We note for the guidance of the district court, should the case move past the state-law issue of plaintiffs' ownership of the subject properties, and should the federal issues need to be addressed in the future, the town and county have no Sec. 1983 immunity. Owen v. City of Independence, 445 U.S. 622, 100 S.Ct. 1398, 63 L.Ed.2d 673 (1980) (municipality not entitled to qualified immunity); Goldberg v. Town of Rocky Hill, 973 F.2d 70 (2d Cir.1992) (town was not entitled to absolute legislative immunity). In addition, the statute of limitations has not run on incidents that deprived plaintiffs of their property rights for those incidents that occurred after September 24, 1988. Further, the allegations of conspiratorial conduct in the amended complaint are, generally speaking, sufficient to state a claim. See Leatherman, --- U.S. ----, ---- - ----, 113 S.Ct. 1160, 1162-63 (1993).
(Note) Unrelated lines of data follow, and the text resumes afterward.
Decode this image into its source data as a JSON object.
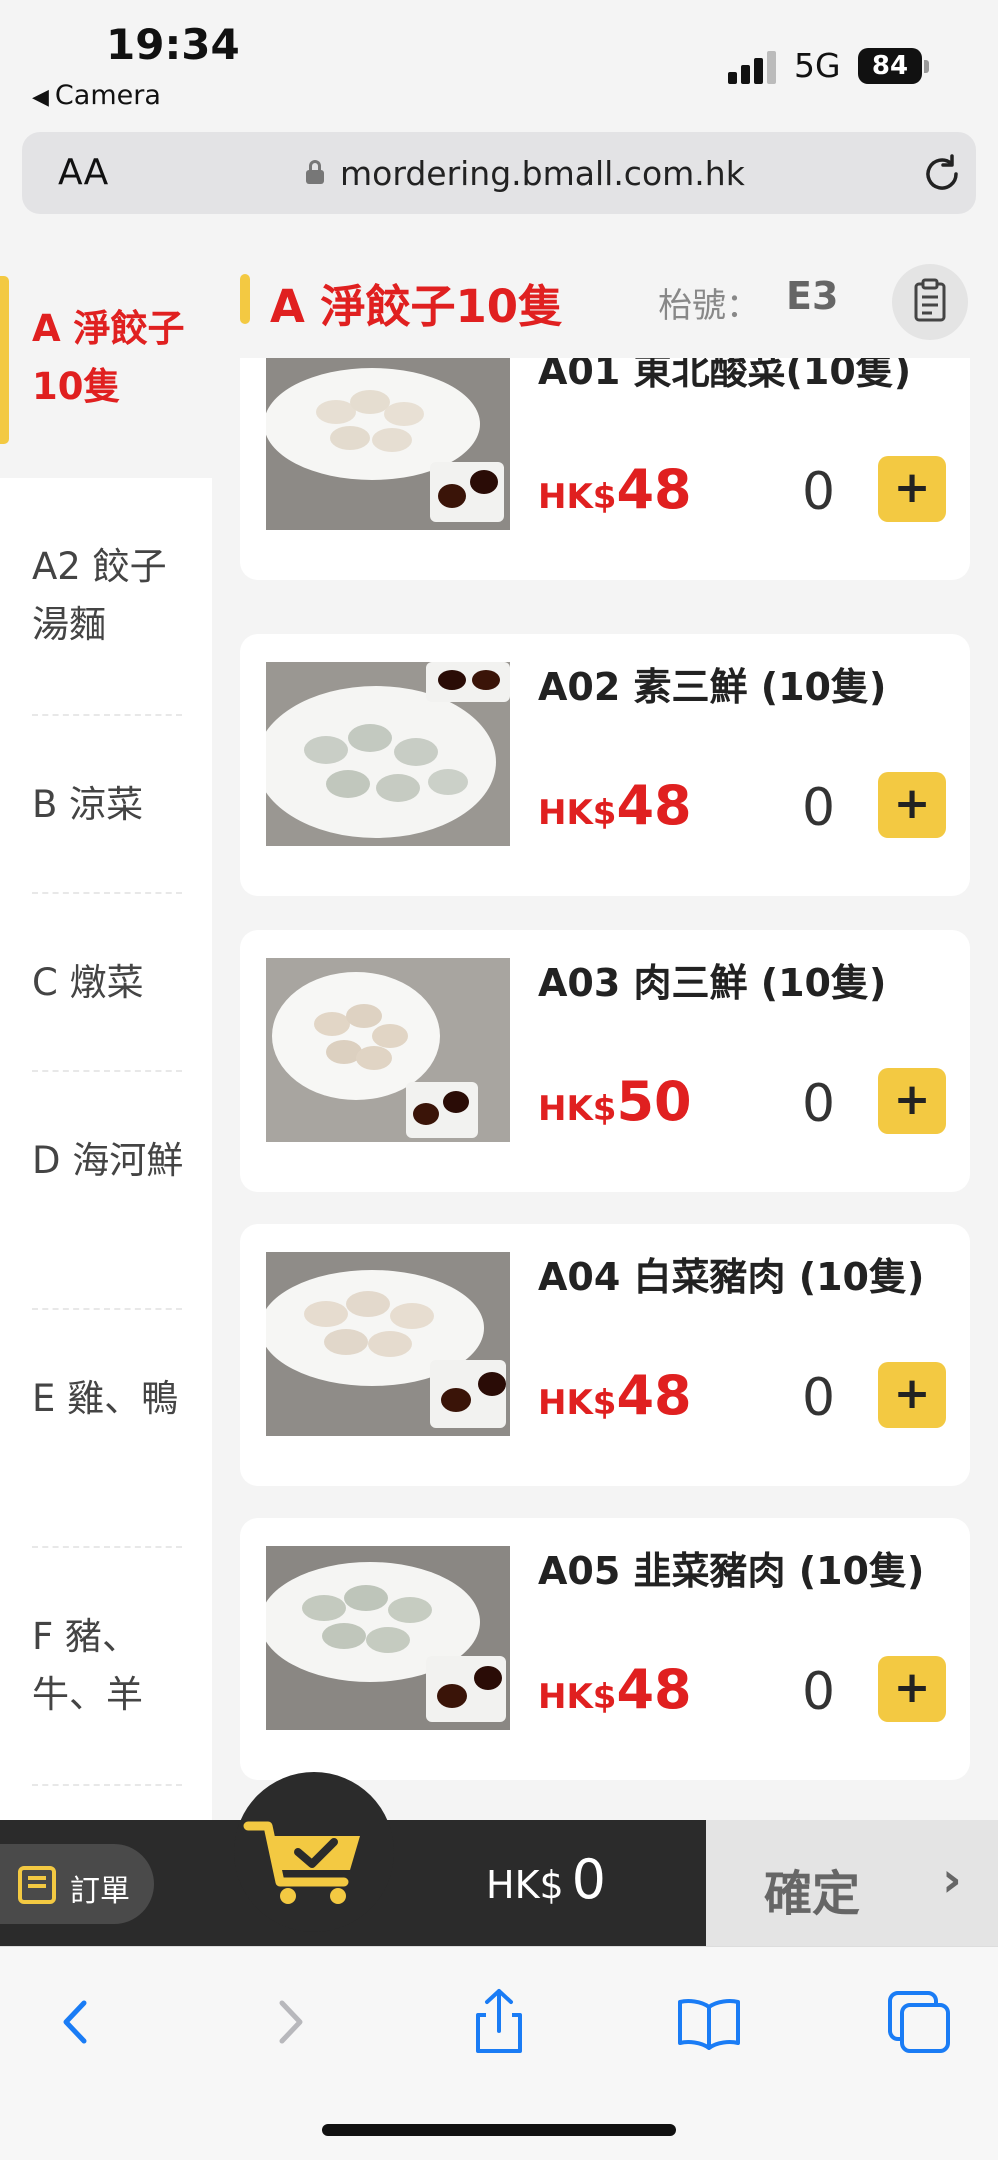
{
  "status_bar": {
    "time": "19:34",
    "back_app": "Camera",
    "network": "5G",
    "battery": "84"
  },
  "browser": {
    "text_size_label": "AA",
    "url": "mordering.bmall.com.hk"
  },
  "sidebar": {
    "items": [
      {
        "label": "A 淨餃子10隻",
        "active": true
      },
      {
        "label": "A2 餃子湯麵",
        "active": false
      },
      {
        "label": "B 涼菜",
        "active": false
      },
      {
        "label": "C 燉菜",
        "active": false
      },
      {
        "label": "D 海河鮮",
        "active": false
      },
      {
        "label": "E 雞、鴨",
        "active": false
      },
      {
        "label": "F 豬、牛、羊",
        "active": false
      }
    ]
  },
  "header": {
    "category_title": "A 淨餃子10隻",
    "table_label": "枱號：",
    "table_number": "E3"
  },
  "products": [
    {
      "name": "A01 東北酸菜(10隻)",
      "currency": "HK$",
      "price": "48",
      "quantity": "0",
      "add_label": "+"
    },
    {
      "name": "A02 素三鮮 (10隻)",
      "currency": "HK$",
      "price": "48",
      "quantity": "0",
      "add_label": "+"
    },
    {
      "name": "A03 肉三鮮 (10隻)",
      "currency": "HK$",
      "price": "50",
      "quantity": "0",
      "add_label": "+"
    },
    {
      "name": "A04 白菜豬肉 (10隻)",
      "currency": "HK$",
      "price": "48",
      "quantity": "0",
      "add_label": "+"
    },
    {
      "name": "A05 韭菜豬肉 (10隻)",
      "currency": "HK$",
      "price": "48",
      "quantity": "0",
      "add_label": "+"
    }
  ],
  "cart": {
    "orders_label": "訂單",
    "currency": "HK$",
    "total": "0",
    "confirm_label": "確定",
    "confirm_chevron": "›"
  },
  "colors": {
    "accent_yellow": "#f3c942",
    "price_red": "#e02020",
    "cart_bar": "#2b2b2b",
    "safari_blue": "#1a7cf5"
  },
  "icons": {
    "reload": "reload-icon",
    "lock": "lock-icon",
    "clipboard": "clipboard-icon",
    "cart": "cart-check-icon",
    "back": "back-chevron-icon",
    "forward": "forward-chevron-icon",
    "share": "share-icon",
    "bookmarks": "bookmarks-icon",
    "tabs": "tabs-icon"
  }
}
With respect to the claim alleged under 42 U.S.C. Sec. 1985, the district court was correct that there is no class-based private conspiracy described in the complaint, because there is no class-based animus alleged. Griffin v. Breckenridge, 403 U.S. 88, 103-04, 91 S.Ct. 1790, 1798-99, 29 L.Ed.2d 338 (1971). However, there is also alleged a conspiracy between private citizens and public officers. The allegations are therefore technically sufficient, because that type of joint conduct is actionable under Sec. 1983, Adickes v. S.H. Kress & Co., 398 U.S. 144, 150-52, 90 S.Ct. 1598, 1604-1605, 26 L.Ed.2d 142 (1970); Stump v. Sparkman, 435 U.S. 349, 354-55, 98 S.Ct. 1099, 1103-1104, 55 L.Ed.2d 331 (1978), so that plaintiffs' alleged Sec. 1985 claim merely duplicates part of their claim under Sec. 1983. Dismissal of the entire claim under Sec. 1985 is therefore appropriate because the claim is unnecessary.
We affirm that portion of the judgments that dismissed plaintiffs' claims under 42 U.S.C. Sec. 1985; insofar as they are viable claims, they merely duplicate plaintiffs' conspiracy claims under Sec. 1983 and are therefore unnecessary. In all other respects, we reverse the judgments of the district court and remand for further proceedings.